• _WHAT YOU WILL DO_: All the lines below should be set down exactly, with no picture carried into the copy.
──────── DATA FOR THIS TASK ────────
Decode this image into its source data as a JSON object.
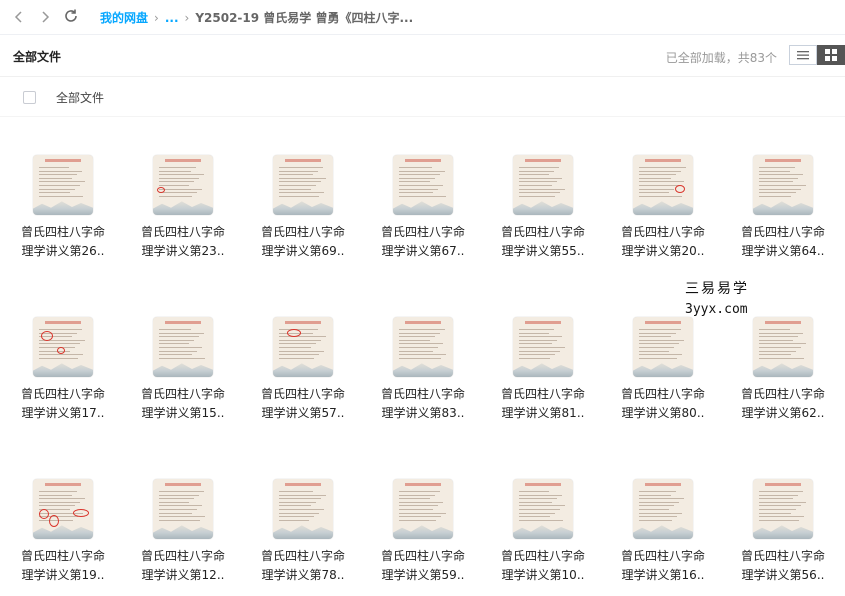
{
  "nav": {
    "back_icon": "chevron-left-icon",
    "forward_icon": "chevron-right-icon",
    "refresh_icon": "refresh-icon",
    "breadcrumb": {
      "root": "我的网盘",
      "ellipsis": "...",
      "current": "Y2502-19 曾氏易学 曾勇《四柱八字..."
    }
  },
  "header": {
    "title": "全部文件",
    "count_text": "已全部加载，共83个",
    "view_list_icon": "list-view-icon",
    "view_grid_icon": "grid-view-icon"
  },
  "select_all": {
    "label": "全部文件"
  },
  "files": [
    {
      "line1": "曾氏四柱八字命",
      "line2": "理学讲义第26.."
    },
    {
      "line1": "曾氏四柱八字命",
      "line2": "理学讲义第23.."
    },
    {
      "line1": "曾氏四柱八字命",
      "line2": "理学讲义第69.."
    },
    {
      "line1": "曾氏四柱八字命",
      "line2": "理学讲义第67.."
    },
    {
      "line1": "曾氏四柱八字命",
      "line2": "理学讲义第55.."
    },
    {
      "line1": "曾氏四柱八字命",
      "line2": "理学讲义第20.."
    },
    {
      "line1": "曾氏四柱八字命",
      "line2": "理学讲义第64.."
    },
    {
      "line1": "曾氏四柱八字命",
      "line2": "理学讲义第17.."
    },
    {
      "line1": "曾氏四柱八字命",
      "line2": "理学讲义第15.."
    },
    {
      "line1": "曾氏四柱八字命",
      "line2": "理学讲义第57.."
    },
    {
      "line1": "曾氏四柱八字命",
      "line2": "理学讲义第83.."
    },
    {
      "line1": "曾氏四柱八字命",
      "line2": "理学讲义第81.."
    },
    {
      "line1": "曾氏四柱八字命",
      "line2": "理学讲义第80.."
    },
    {
      "line1": "曾氏四柱八字命",
      "line2": "理学讲义第62.."
    },
    {
      "line1": "曾氏四柱八字命",
      "line2": "理学讲义第19.."
    },
    {
      "line1": "曾氏四柱八字命",
      "line2": "理学讲义第12.."
    },
    {
      "line1": "曾氏四柱八字命",
      "line2": "理学讲义第78.."
    },
    {
      "line1": "曾氏四柱八字命",
      "line2": "理学讲义第59.."
    },
    {
      "line1": "曾氏四柱八字命",
      "line2": "理学讲义第10.."
    },
    {
      "line1": "曾氏四柱八字命",
      "line2": "理学讲义第16.."
    },
    {
      "line1": "曾氏四柱八字命",
      "line2": "理学讲义第56.."
    }
  ],
  "watermark": {
    "line1": "三易易学",
    "line2": "3yyx.com"
  }
}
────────
• _EXERCISE RESPONSE_:
Decode this image into its source data as a JSON object.
{
  "nav": {
    "back_icon": "chevron-left-icon",
    "forward_icon": "chevron-right-icon",
    "refresh_icon": "refresh-icon",
    "breadcrumb": {
      "root": "我的网盘",
      "ellipsis": "...",
      "current": "Y2502-19 曾氏易学 曾勇《四柱八字..."
    }
  },
  "header": {
    "title": "全部文件",
    "count_text": "已全部加载，共83个",
    "view_list_icon": "list-view-icon",
    "view_grid_icon": "grid-view-icon"
  },
  "select_all": {
    "label": "全部文件"
  },
  "files": [
    {
      "line1": "曾氏四柱八字命",
      "line2": "理学讲义第26.."
    },
    {
      "line1": "曾氏四柱八字命",
      "line2": "理学讲义第23.."
    },
    {
      "line1": "曾氏四柱八字命",
      "line2": "理学讲义第69.."
    },
    {
      "line1": "曾氏四柱八字命",
      "line2": "理学讲义第67.."
    },
    {
      "line1": "曾氏四柱八字命",
      "line2": "理学讲义第55.."
    },
    {
      "line1": "曾氏四柱八字命",
      "line2": "理学讲义第20.."
    },
    {
      "line1": "曾氏四柱八字命",
      "line2": "理学讲义第64.."
    },
    {
      "line1": "曾氏四柱八字命",
      "line2": "理学讲义第17.."
    },
    {
      "line1": "曾氏四柱八字命",
      "line2": "理学讲义第15.."
    },
    {
      "line1": "曾氏四柱八字命",
      "line2": "理学讲义第57.."
    },
    {
      "line1": "曾氏四柱八字命",
      "line2": "理学讲义第83.."
    },
    {
      "line1": "曾氏四柱八字命",
      "line2": "理学讲义第81.."
    },
    {
      "line1": "曾氏四柱八字命",
      "line2": "理学讲义第80.."
    },
    {
      "line1": "曾氏四柱八字命",
      "line2": "理学讲义第62.."
    },
    {
      "line1": "曾氏四柱八字命",
      "line2": "理学讲义第19.."
    },
    {
      "line1": "曾氏四柱八字命",
      "line2": "理学讲义第12.."
    },
    {
      "line1": "曾氏四柱八字命",
      "line2": "理学讲义第78.."
    },
    {
      "line1": "曾氏四柱八字命",
      "line2": "理学讲义第59.."
    },
    {
      "line1": "曾氏四柱八字命",
      "line2": "理学讲义第10.."
    },
    {
      "line1": "曾氏四柱八字命",
      "line2": "理学讲义第16.."
    },
    {
      "line1": "曾氏四柱八字命",
      "line2": "理学讲义第56.."
    }
  ],
  "watermark": {
    "line1": "三易易学",
    "line2": "3yyx.com"
  }
}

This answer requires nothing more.